It is now common for hotels and similar venues to provide a package of services for weddings. Recent changes in the law have also meant that such establishments are able to obtain licences allowing civil marriages to take place on their premises. The packages may therefore include a room for the ceremony, the wedding breakfast,(a buffet or a sit-down meal), floral decorations, the services of a toast-master, rooms made available for guests to change in, accommodation for the bridal party and others, hire of a cake-stand and knife, and use of a particular room for a disco/live music in the evening. In addition, guests will have access to the hotel facilities such cloakrooms, the grounds, car parking, etc. Some venues may also offer overnight accommodation to guests as part of the package.

Such supplies are treated as single taxable supplies of wedding packages. A number of tribunal decisions have supported this treatment, even where suppliers have attempted to separate out certain elements from the package. In Willerby Manor Hotels Limited (VTD 16673) the taxpayer argued that room hire was a separate supply which qualified for exemption. However, the tribunal dismissed the appeal, holding that the room hire was part of a “composite supply of a standard rated package of wedding reception facilities, the main ingredient of which was a supply of catering”.

A similar decision was reached in Leez Priory (VTD 18185) and more recently in Chewton Glen Hotels Ltd (VTD 20686). In the latter case the chairman concluded:
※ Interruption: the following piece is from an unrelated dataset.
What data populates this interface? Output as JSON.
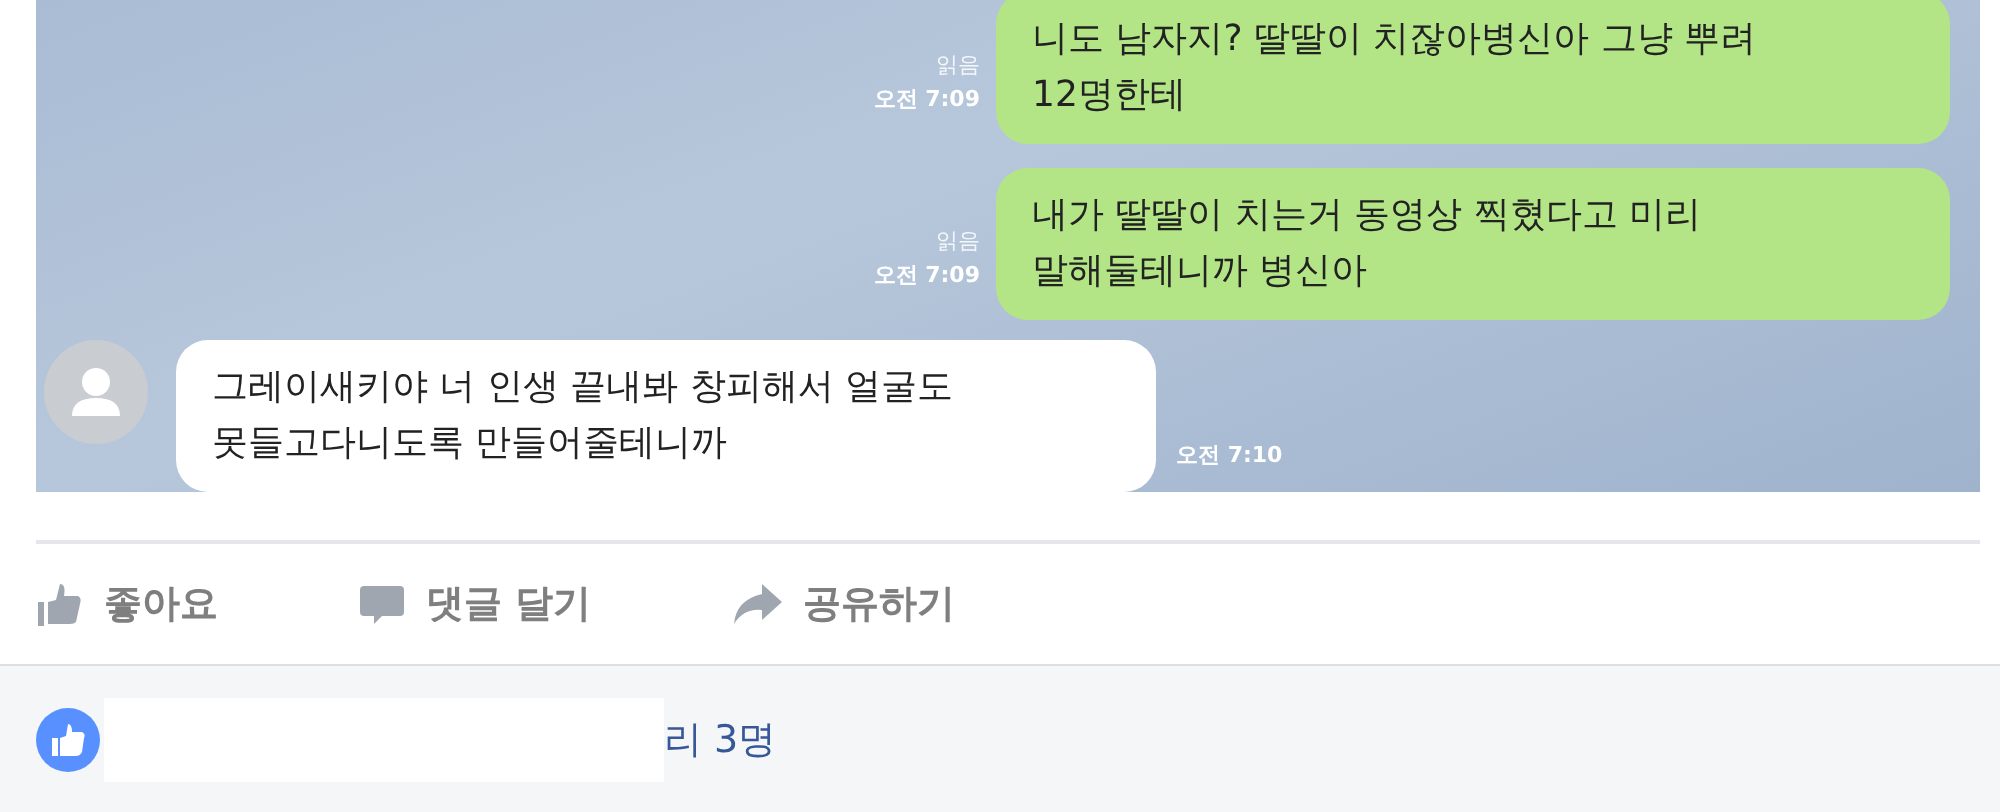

‘In cases where more extensive additional services such as reception, meals or dancing, etc are provided then it is realistic to regard the package as a whole as going beyond the hire of the room and services purely ancillary thereto’.

Best Images Limited TC 00480 concerned a venue let out by the appellant principally for Indian weddings. In this case it was normal for the catering to be supplied by a third party to the customer. However, in addition to the provision of the hall the appellant provided a number of additional support services. This included advice on such things as caterers, music and bridal outfitters; being on hand at the event to ‘give a personal family touch’ and defuse difficult situations; provision of chairs and tables and the availability of someone to ‘clean up when needed’. As a result of the company providing customers with, amongst other things, the benefits of its management, supervision and maintenance of the venue, the tribunal found that the appellant was not ‘conducting the passive activity of letting land’. It concluded that ‘…for a typical customer, its activities went far beyond merely providing the key to a door …’.
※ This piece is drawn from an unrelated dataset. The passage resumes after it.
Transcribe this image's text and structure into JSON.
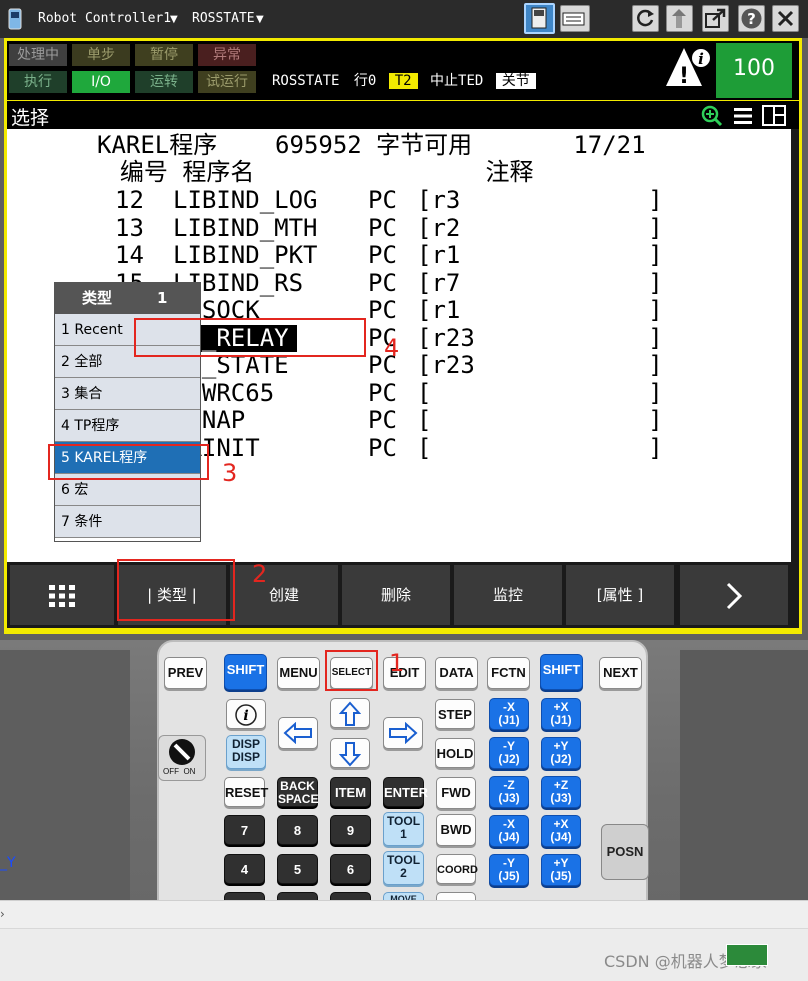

Conference facilities supplied by hotels

Conference facilities can be supplied by hotels in several different ways, the VAT treatment of which is as follows:

  1. hire of a conference room on its own: supply of a right over land, exempt subject to the option to tax. Supply of extras such as coffee, water, flipcharts etc is seen as incidental to the main supply. Most hotel chains are thought to have opted to tax conference facilities.
  2. hire of a conference room together with meal(s) for an inclusive charge (often described by hotels as “8 hour delegate rate”): the room hire and catering are treated as separate supplies. The consideration will need to be apportioned between the room hire which is exempt (unless the supplier has opted to tax) and the taxable supply of catering.
  3. hire of conference room together with meal(s) and overnight accommodation for an inclusive charge (often described by hotels as ‘24 hour delegate rate’): there are separate supplies of room hire (exempt - subject to the option to tax), accommodation (taxable) and catering (taxable), and where the supplier has not opted to tax the consideration will need to be apportioned.